Advanced Directives: Advanced directives, including a durable power of attorney and healthcare proxy, empower trusted agents to make financial and medical decisions on your behalf in the event of incapacity. A living will allows you to express your wishes regarding end-of-life medical care and treatments.

Asset Protection Strategies: Implementing asset protection strategies can safeguard your assets from creditors, lawsuits, and other potential threats. This may include titling assets appropriately, establishing asset protection trusts, and considering insurance coverage.

Tax Planning: Minimizing estate taxes and maximizing the value of assets passed to heirs is an essential aspect of estate planning. Utilize tax planning strategies such as gifting, charitable giving, and the utilization of tax-advantaged trusts to preserve wealth and reduce tax liabilities.

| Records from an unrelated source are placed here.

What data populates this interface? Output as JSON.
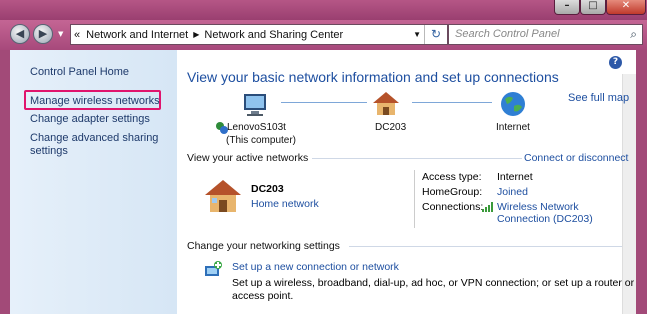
{
  "window": {
    "min_label": "–",
    "max_label": "□",
    "close_label": "✕"
  },
  "address": {
    "back_glyph": "◀",
    "forward_glyph": "▶",
    "dropdown_glyph": "▼",
    "prefix_glyph": "«",
    "path": [
      "Network and Internet",
      "Network and Sharing Center"
    ],
    "refresh_glyph": "↻",
    "search_placeholder": "Search Control Panel",
    "search_icon_glyph": "⌕"
  },
  "sidebar": {
    "items": [
      {
        "label": "Control Panel Home"
      },
      {
        "label": "Manage wireless networks"
      },
      {
        "label": "Change adapter settings"
      },
      {
        "label": "Change advanced sharing"
      },
      {
        "label": "settings"
      }
    ]
  },
  "main": {
    "help_glyph": "?",
    "heading": "View your basic network information and set up connections",
    "see_full_map": "See full map",
    "nodes": [
      {
        "name": "LenovoS103t",
        "sub": "(This computer)"
      },
      {
        "name": "DC203"
      },
      {
        "name": "Internet"
      }
    ],
    "active": {
      "title": "View your active networks",
      "connect_link": "Connect or disconnect",
      "network_name": "DC203",
      "network_type": "Home network",
      "access_label": "Access type:",
      "access_value": "Internet",
      "homegroup_label": "HomeGroup:",
      "homegroup_value": "Joined",
      "connections_label": "Connections:",
      "connection_line1": "Wireless Network",
      "connection_line2": "Connection (DC203)"
    },
    "settings": {
      "title": "Change your networking settings",
      "setup_link": "Set up a new connection or network",
      "setup_desc_line1": "Set up a wireless, broadband, dial-up, ad hoc, or VPN connection; or set up a router or",
      "setup_desc_line2": "access point."
    }
  },
  "colors": {
    "link": "#1e4fa0",
    "highlight": "#e0146d",
    "chrome": "#a24a78"
  }
}
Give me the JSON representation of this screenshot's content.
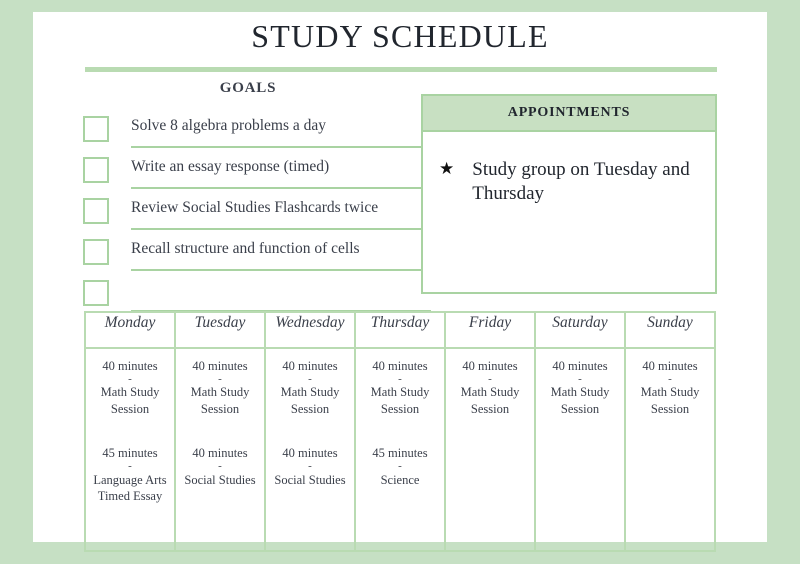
{
  "header": {
    "title": "STUDY SCHEDULE"
  },
  "goals": {
    "heading": "GOALS",
    "items": [
      {
        "text": "Solve 8 algebra problems a day",
        "checked": false
      },
      {
        "text": "Write an essay response (timed)",
        "checked": false
      },
      {
        "text": "Review Social Studies Flashcards twice",
        "checked": false
      },
      {
        "text": "Recall structure and function of cells",
        "checked": false
      },
      {
        "text": "",
        "checked": false
      }
    ]
  },
  "appointments": {
    "heading": "APPOINTMENTS",
    "bullet_icon": "star-icon",
    "bullet_glyph": "★",
    "items": [
      {
        "text": "Study group on Tuesday and Thursday"
      }
    ]
  },
  "schedule": {
    "days": [
      "Monday",
      "Tuesday",
      "Wednesday",
      "Thursday",
      "Friday",
      "Saturday",
      "Sunday"
    ],
    "separator": "-",
    "columns": [
      {
        "day": "Monday",
        "slots": [
          {
            "duration": "40 minutes",
            "activity": "Math Study Session"
          },
          {
            "duration": "45 minutes",
            "activity": "Language Arts Timed Essay"
          }
        ]
      },
      {
        "day": "Tuesday",
        "slots": [
          {
            "duration": "40 minutes",
            "activity": "Math Study Session"
          },
          {
            "duration": "40 minutes",
            "activity": "Social Studies"
          }
        ]
      },
      {
        "day": "Wednesday",
        "slots": [
          {
            "duration": "40 minutes",
            "activity": "Math Study Session"
          },
          {
            "duration": "40 minutes",
            "activity": "Social Studies"
          }
        ]
      },
      {
        "day": "Thursday",
        "slots": [
          {
            "duration": "40 minutes",
            "activity": "Math Study Session"
          },
          {
            "duration": "45 minutes",
            "activity": "Science"
          }
        ]
      },
      {
        "day": "Friday",
        "slots": [
          {
            "duration": "40 minutes",
            "activity": "Math Study Session"
          }
        ]
      },
      {
        "day": "Saturday",
        "slots": [
          {
            "duration": "40 minutes",
            "activity": "Math Study Session"
          }
        ]
      },
      {
        "day": "Sunday",
        "slots": [
          {
            "duration": "40 minutes",
            "activity": "Math Study Session"
          }
        ]
      }
    ]
  },
  "colors": {
    "frame_green": "#c6e0c4",
    "accent_green": "#b9dbb2",
    "border_green": "#a9d3a2",
    "header_fill": "#c8e0c2",
    "text_dark": "#21262e",
    "text_body": "#3a3f4a",
    "page_bg": "#ffffff"
  }
}
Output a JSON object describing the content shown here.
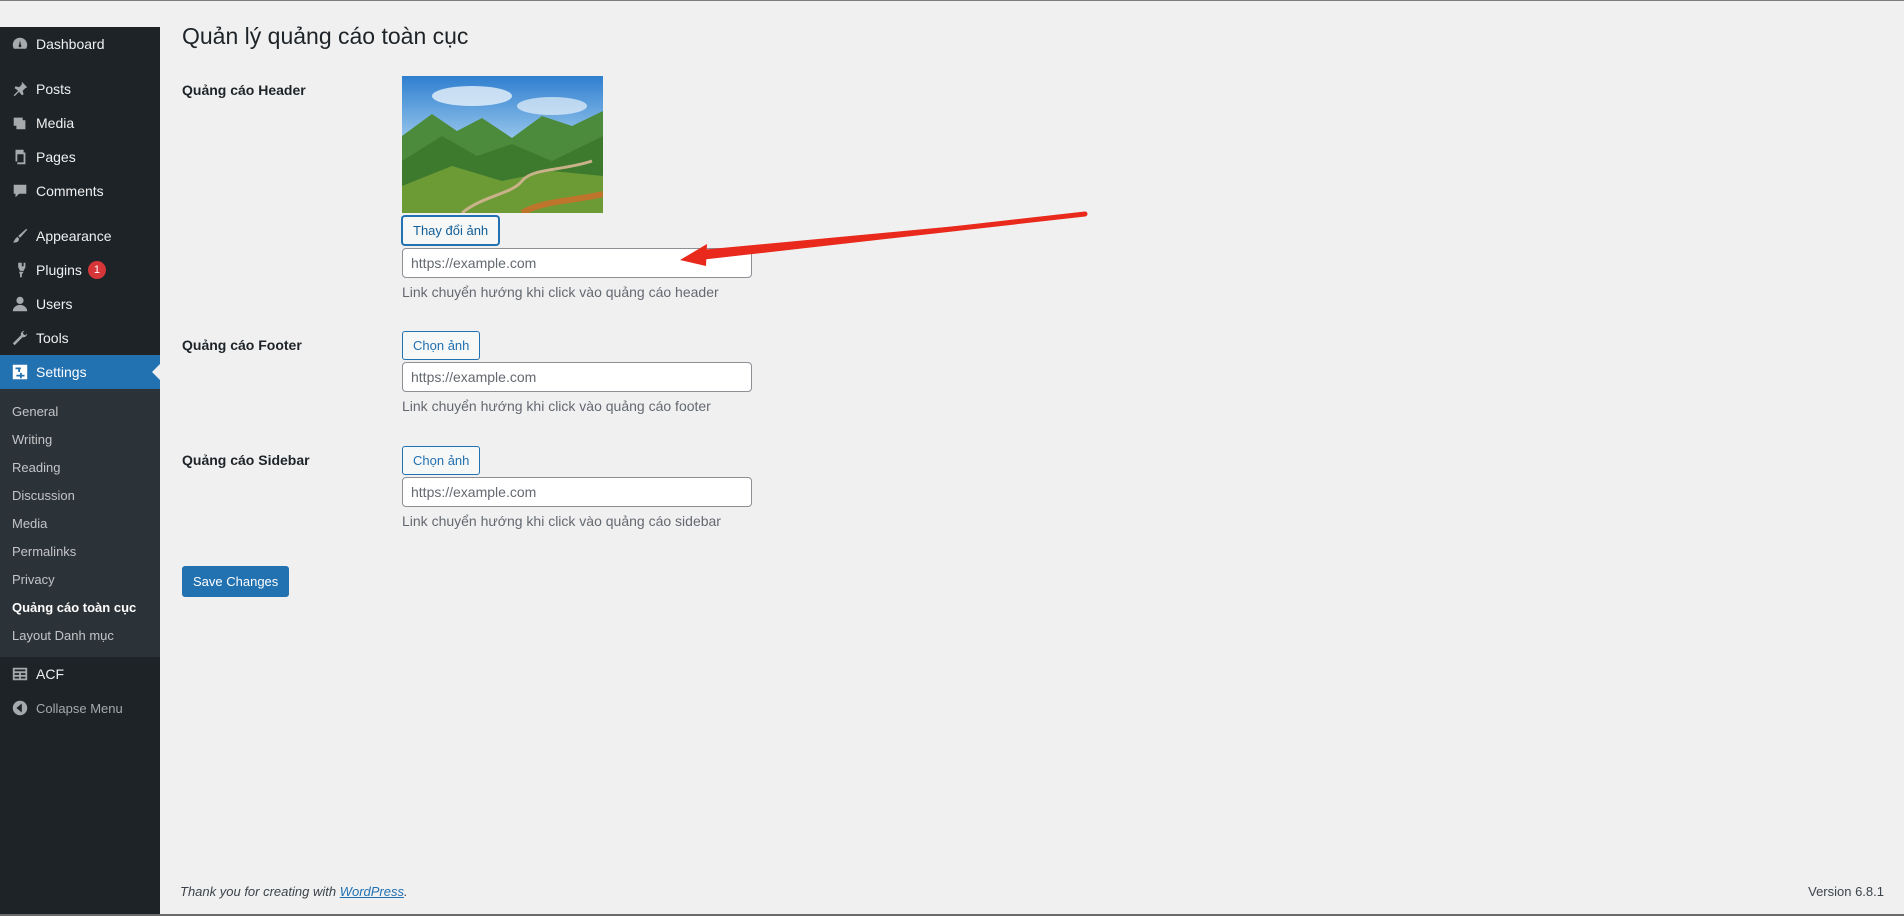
{
  "sidebar": {
    "items": [
      {
        "label": "Dashboard",
        "icon": "dashboard-icon"
      },
      {
        "label": "Posts",
        "icon": "pin-icon"
      },
      {
        "label": "Media",
        "icon": "media-icon"
      },
      {
        "label": "Pages",
        "icon": "pages-icon"
      },
      {
        "label": "Comments",
        "icon": "comment-icon"
      },
      {
        "label": "Appearance",
        "icon": "brush-icon"
      },
      {
        "label": "Plugins",
        "icon": "plugin-icon",
        "badge": "1"
      },
      {
        "label": "Users",
        "icon": "user-icon"
      },
      {
        "label": "Tools",
        "icon": "wrench-icon"
      },
      {
        "label": "Settings",
        "icon": "settings-icon"
      }
    ],
    "submenu": [
      "General",
      "Writing",
      "Reading",
      "Discussion",
      "Media",
      "Permalinks",
      "Privacy",
      "Quảng cáo toàn cục",
      "Layout Danh mục"
    ],
    "acf": "ACF",
    "collapse": "Collapse Menu"
  },
  "page": {
    "title": "Quản lý quảng cáo toàn cục",
    "header": {
      "label": "Quảng cáo Header",
      "button": "Thay đổi ảnh",
      "placeholder": "https://example.com",
      "description": "Link chuyển hướng khi click vào quảng cáo header"
    },
    "footer": {
      "label": "Quảng cáo Footer",
      "button": "Chọn ảnh",
      "placeholder": "https://example.com",
      "description": "Link chuyển hướng khi click vào quảng cáo footer"
    },
    "sidebar_ad": {
      "label": "Quảng cáo Sidebar",
      "button": "Chọn ảnh",
      "placeholder": "https://example.com",
      "description": "Link chuyển hướng khi click vào quảng cáo sidebar"
    },
    "save_label": "Save Changes"
  },
  "footer": {
    "thanks_prefix": "Thank you for creating with ",
    "wordpress_link": "WordPress",
    "thanks_suffix": ".",
    "version": "Version 6.8.1"
  },
  "colors": {
    "admin_bar": "#1d2327",
    "accent": "#2271b1",
    "annotation_arrow": "#e8291c"
  }
}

Business Succession Planning: If you own a business, incorporate business succession planning into your estate plan to ensure a smooth transition of ownership and management. This may involve creating a buy-sell agreement, establishing a business entity, and identifying successors or key employees.

Regular Review and Updates: Estate planning is not a one-time event; it requires regular review and updates to account for changes in personal circumstances, tax laws, and family dynamics. Review your estate plan periodically and make revisions as necessary to reflect your current wishes and priorities.

Professional Guidance: Consulting with an experienced estate planning attorney or financial advisor is essential for creating a comprehensive estate plan that meets your needs and goals. An estate planning professional can provide valuable guidance, knowledge, and insights to ensure that your plan is legally sound and effectively addresses your unique situation.

Assistance With Estate Planning

A good estate plan encompasses various elements, including a will, trusts, beneficiary designations, advanced directives, guardianship designations, asset protection strategies, tax planning, business succession planning, regular review, and professional guidance. By incorporating these components into your estate plan, you can achieve peace of mind knowing that your affairs are in order and your legacy is preserved according to your wishes. For additional assistance, consider reaching out to an estate lawyer from a firm like Carpenter & Lewis PLLC.